→ Exercise inputs:
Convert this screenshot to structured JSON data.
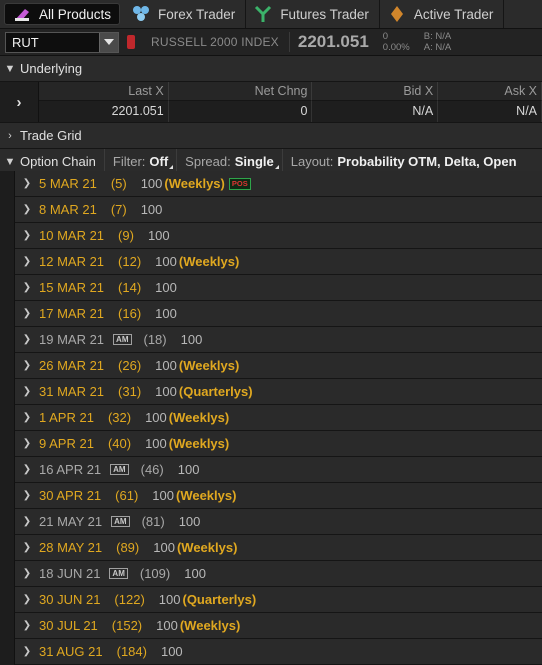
{
  "tabs": [
    {
      "label": "All Products",
      "icon": "all-products-icon",
      "active": true
    },
    {
      "label": "Forex Trader",
      "icon": "forex-icon",
      "active": false
    },
    {
      "label": "Futures Trader",
      "icon": "futures-icon",
      "active": false
    },
    {
      "label": "Active Trader",
      "icon": "active-trader-icon",
      "active": false
    }
  ],
  "symbol": {
    "value": "RUT",
    "name": "RUSSELL 2000 INDEX",
    "price": "2201.051",
    "change": "0",
    "change_pct": "0.00%",
    "bid": "B: N/A",
    "ask": "A: N/A"
  },
  "underlying": {
    "title": "Underlying",
    "columns": [
      {
        "header": "Last X",
        "value": "2201.051"
      },
      {
        "header": "Net Chng",
        "value": "0"
      },
      {
        "header": "Bid X",
        "value": "N/A"
      },
      {
        "header": "Ask X",
        "value": "N/A"
      }
    ]
  },
  "trade_grid": {
    "title": "Trade Grid"
  },
  "option_chain": {
    "title": "Option Chain",
    "filter_label": "Filter:",
    "filter_value": "Off",
    "spread_label": "Spread:",
    "spread_value": "Single",
    "layout_label": "Layout:",
    "layout_value": "Probability OTM, Delta, Open"
  },
  "expirations": [
    {
      "date": "5 MAR 21",
      "days": "(5)",
      "mult": "100",
      "tag": "(Weeklys)",
      "am": false,
      "pos": "POS",
      "highlight": true
    },
    {
      "date": "8 MAR 21",
      "days": "(7)",
      "mult": "100",
      "tag": "",
      "am": false,
      "pos": "",
      "highlight": true
    },
    {
      "date": "10 MAR 21",
      "days": "(9)",
      "mult": "100",
      "tag": "",
      "am": false,
      "pos": "",
      "highlight": true
    },
    {
      "date": "12 MAR 21",
      "days": "(12)",
      "mult": "100",
      "tag": "(Weeklys)",
      "am": false,
      "pos": "",
      "highlight": true
    },
    {
      "date": "15 MAR 21",
      "days": "(14)",
      "mult": "100",
      "tag": "",
      "am": false,
      "pos": "",
      "highlight": true
    },
    {
      "date": "17 MAR 21",
      "days": "(16)",
      "mult": "100",
      "tag": "",
      "am": false,
      "pos": "",
      "highlight": true
    },
    {
      "date": "19 MAR 21",
      "days": "(18)",
      "mult": "100",
      "tag": "",
      "am": true,
      "pos": "",
      "highlight": false
    },
    {
      "date": "26 MAR 21",
      "days": "(26)",
      "mult": "100",
      "tag": "(Weeklys)",
      "am": false,
      "pos": "",
      "highlight": true
    },
    {
      "date": "31 MAR 21",
      "days": "(31)",
      "mult": "100",
      "tag": "(Quarterlys)",
      "am": false,
      "pos": "",
      "highlight": true
    },
    {
      "date": "1 APR 21",
      "days": "(32)",
      "mult": "100",
      "tag": "(Weeklys)",
      "am": false,
      "pos": "",
      "highlight": true
    },
    {
      "date": "9 APR 21",
      "days": "(40)",
      "mult": "100",
      "tag": "(Weeklys)",
      "am": false,
      "pos": "",
      "highlight": true
    },
    {
      "date": "16 APR 21",
      "days": "(46)",
      "mult": "100",
      "tag": "",
      "am": true,
      "pos": "",
      "highlight": false
    },
    {
      "date": "30 APR 21",
      "days": "(61)",
      "mult": "100",
      "tag": "(Weeklys)",
      "am": false,
      "pos": "",
      "highlight": true
    },
    {
      "date": "21 MAY 21",
      "days": "(81)",
      "mult": "100",
      "tag": "",
      "am": true,
      "pos": "",
      "highlight": false
    },
    {
      "date": "28 MAY 21",
      "days": "(89)",
      "mult": "100",
      "tag": "(Weeklys)",
      "am": false,
      "pos": "",
      "highlight": true
    },
    {
      "date": "18 JUN 21",
      "days": "(109)",
      "mult": "100",
      "tag": "",
      "am": true,
      "pos": "",
      "highlight": false
    },
    {
      "date": "30 JUN 21",
      "days": "(122)",
      "mult": "100",
      "tag": "(Quarterlys)",
      "am": false,
      "pos": "",
      "highlight": true
    },
    {
      "date": "30 JUL 21",
      "days": "(152)",
      "mult": "100",
      "tag": "(Weeklys)",
      "am": false,
      "pos": "",
      "highlight": true
    },
    {
      "date": "31 AUG 21",
      "days": "(184)",
      "mult": "100",
      "tag": "",
      "am": false,
      "pos": "",
      "highlight": true
    }
  ],
  "am_label": "AM",
  "colors": {
    "weekly": "#e0a820",
    "standard": "#a9a9a9",
    "pos_border": "#2fa44a"
  }
}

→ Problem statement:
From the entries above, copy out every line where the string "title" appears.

→ Answer to this exercise:
    "title": "Underlying",
    "title": "Trade Grid"
    "title": "Option Chain",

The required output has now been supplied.